Optimization of business processes demonstrates a distinctive advantages as it only demonstrates the pattern in the data and shows the relationship (descriptive), but also shows what needs to done (prescriptive). A firm needs to be bold to experiment and implement that change suggested by the model. Most of the research in optimization has avoided the most difficult part of the modelling process: solving real world problem and implementation of the model in the real world. While the research in algorithms have taken about ninety five percent of the efforts , only five percent of the people are possibly solving or trying to solve real practical problems. Future challenges lie with solving such practical problems and develop meaningful methodology out of it.
The talk will summarize the history of optimization for business problem solving from 1950s and discuss the challenges of analytics professional in a business setting.
Dimension Reduction one way to big data analysis
Asis Kumar Chattopadhyay
Department of Statistics, Calcutta University
For multivariate analysis with p(>1)variables the problem that often arises is the ambiguous nature of the correlation or covariance matrix. When p is moderately or very large it is generally difficult to identify the true nature of relationship among the variables as well as observations from the covariance or correlation matrix. Under such situations a very common way to simplify the matter is to reduce the dimension by considering only those variables (actual or derived) which are truly responsible for the overall variation in order to analyze the data.

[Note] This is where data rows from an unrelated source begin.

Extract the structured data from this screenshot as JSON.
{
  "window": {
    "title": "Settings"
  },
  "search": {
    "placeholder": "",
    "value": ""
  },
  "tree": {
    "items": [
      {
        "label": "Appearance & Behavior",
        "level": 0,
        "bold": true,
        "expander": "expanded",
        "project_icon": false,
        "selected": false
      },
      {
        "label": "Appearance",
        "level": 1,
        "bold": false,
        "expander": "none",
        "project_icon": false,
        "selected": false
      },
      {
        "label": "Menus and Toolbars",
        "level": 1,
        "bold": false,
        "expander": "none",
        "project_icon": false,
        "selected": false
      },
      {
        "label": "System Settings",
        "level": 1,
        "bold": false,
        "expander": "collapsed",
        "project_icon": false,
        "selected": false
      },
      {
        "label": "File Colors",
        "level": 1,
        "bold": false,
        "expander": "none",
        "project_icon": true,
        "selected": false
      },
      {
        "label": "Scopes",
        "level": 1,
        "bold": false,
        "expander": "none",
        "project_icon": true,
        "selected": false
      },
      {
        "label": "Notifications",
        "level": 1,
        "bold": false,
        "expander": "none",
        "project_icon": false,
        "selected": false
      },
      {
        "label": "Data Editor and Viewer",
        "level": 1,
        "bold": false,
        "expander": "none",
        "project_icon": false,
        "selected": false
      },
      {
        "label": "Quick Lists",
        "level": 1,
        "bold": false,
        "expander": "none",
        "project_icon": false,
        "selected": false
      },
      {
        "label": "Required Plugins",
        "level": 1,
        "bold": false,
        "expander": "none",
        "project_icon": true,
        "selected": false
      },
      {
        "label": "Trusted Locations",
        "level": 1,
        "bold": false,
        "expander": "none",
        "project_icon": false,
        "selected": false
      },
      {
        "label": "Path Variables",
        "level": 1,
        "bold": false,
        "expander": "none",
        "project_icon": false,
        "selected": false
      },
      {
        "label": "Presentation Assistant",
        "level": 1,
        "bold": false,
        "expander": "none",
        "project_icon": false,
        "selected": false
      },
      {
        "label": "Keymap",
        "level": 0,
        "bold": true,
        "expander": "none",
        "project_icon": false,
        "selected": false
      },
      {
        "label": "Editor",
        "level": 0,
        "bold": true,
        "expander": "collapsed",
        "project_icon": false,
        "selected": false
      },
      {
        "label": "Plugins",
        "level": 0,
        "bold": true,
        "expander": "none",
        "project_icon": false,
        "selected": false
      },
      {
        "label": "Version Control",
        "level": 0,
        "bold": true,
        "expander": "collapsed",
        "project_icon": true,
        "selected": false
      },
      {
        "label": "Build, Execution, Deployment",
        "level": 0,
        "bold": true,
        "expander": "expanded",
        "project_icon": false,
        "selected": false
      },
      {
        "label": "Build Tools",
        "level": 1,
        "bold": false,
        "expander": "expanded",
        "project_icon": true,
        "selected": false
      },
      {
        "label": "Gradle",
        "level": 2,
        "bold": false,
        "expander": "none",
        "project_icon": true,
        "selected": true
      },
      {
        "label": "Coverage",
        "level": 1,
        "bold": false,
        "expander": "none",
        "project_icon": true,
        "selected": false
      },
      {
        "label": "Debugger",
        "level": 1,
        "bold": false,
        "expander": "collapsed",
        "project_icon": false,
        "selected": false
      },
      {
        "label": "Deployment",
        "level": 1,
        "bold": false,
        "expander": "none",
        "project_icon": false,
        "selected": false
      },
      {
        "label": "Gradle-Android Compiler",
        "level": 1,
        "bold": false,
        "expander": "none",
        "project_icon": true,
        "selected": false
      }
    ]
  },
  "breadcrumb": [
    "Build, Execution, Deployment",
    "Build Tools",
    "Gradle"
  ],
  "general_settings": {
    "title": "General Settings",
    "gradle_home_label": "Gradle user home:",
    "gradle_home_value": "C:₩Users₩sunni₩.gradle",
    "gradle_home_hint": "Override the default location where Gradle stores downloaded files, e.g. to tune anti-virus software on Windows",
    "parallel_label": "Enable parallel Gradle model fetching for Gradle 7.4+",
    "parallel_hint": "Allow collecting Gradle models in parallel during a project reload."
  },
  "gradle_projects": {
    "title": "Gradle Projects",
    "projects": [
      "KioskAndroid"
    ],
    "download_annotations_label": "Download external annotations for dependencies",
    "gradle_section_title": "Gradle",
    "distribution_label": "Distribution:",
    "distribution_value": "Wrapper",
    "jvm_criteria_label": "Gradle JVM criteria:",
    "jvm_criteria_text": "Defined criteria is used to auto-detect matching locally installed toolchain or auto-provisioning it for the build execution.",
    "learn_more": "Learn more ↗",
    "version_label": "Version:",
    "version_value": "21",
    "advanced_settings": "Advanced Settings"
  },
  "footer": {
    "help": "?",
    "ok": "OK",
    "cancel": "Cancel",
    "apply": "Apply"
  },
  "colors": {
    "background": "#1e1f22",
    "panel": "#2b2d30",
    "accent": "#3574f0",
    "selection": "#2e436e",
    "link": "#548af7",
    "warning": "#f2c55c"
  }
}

Principal component analysis (PCA) is a very common dimension reduction procedure. PCA was invented in 1901 by Karl Pearson, as an analogue of the principal axis theorem in mechanics. It was later independently developed by Harold Hotelling. It was also discussed by several authors in different forms. But PCA has several limitations. Here the components are uncorrelated and not independent and only under Gaussianity, the components become independent. As a result PCA works better for Gaussian data. Further the components are difficult to interpret physically being mixture of several random variables.
More recently, Independent Component Analysis (ICA) has emerged as a strong competitor to PCA and factor analysis. ICA finds a set of source data that are mutually independent and not only uncorrelated like PCA. ICA was primarily developed for nonGaussian data in order to find independent components responsible for a larger part of the variation. ICA separates statistically independent original source data from an observed set of data mixtures.
ICA has been used for data analysis in different areas like signal processing, pattern recognition,
econometrics, Astrophysics etc. Andrew Back (RIKEN, Japan) and Andreas Weigend (L N Stern School of Business, New York) used ICA to explore whether it can give some indication of the underlying structure of the stock market. The target was to find interpretable factors of instantaneous stock returns. Such factors could include news, response to very large trades and unexplained noise.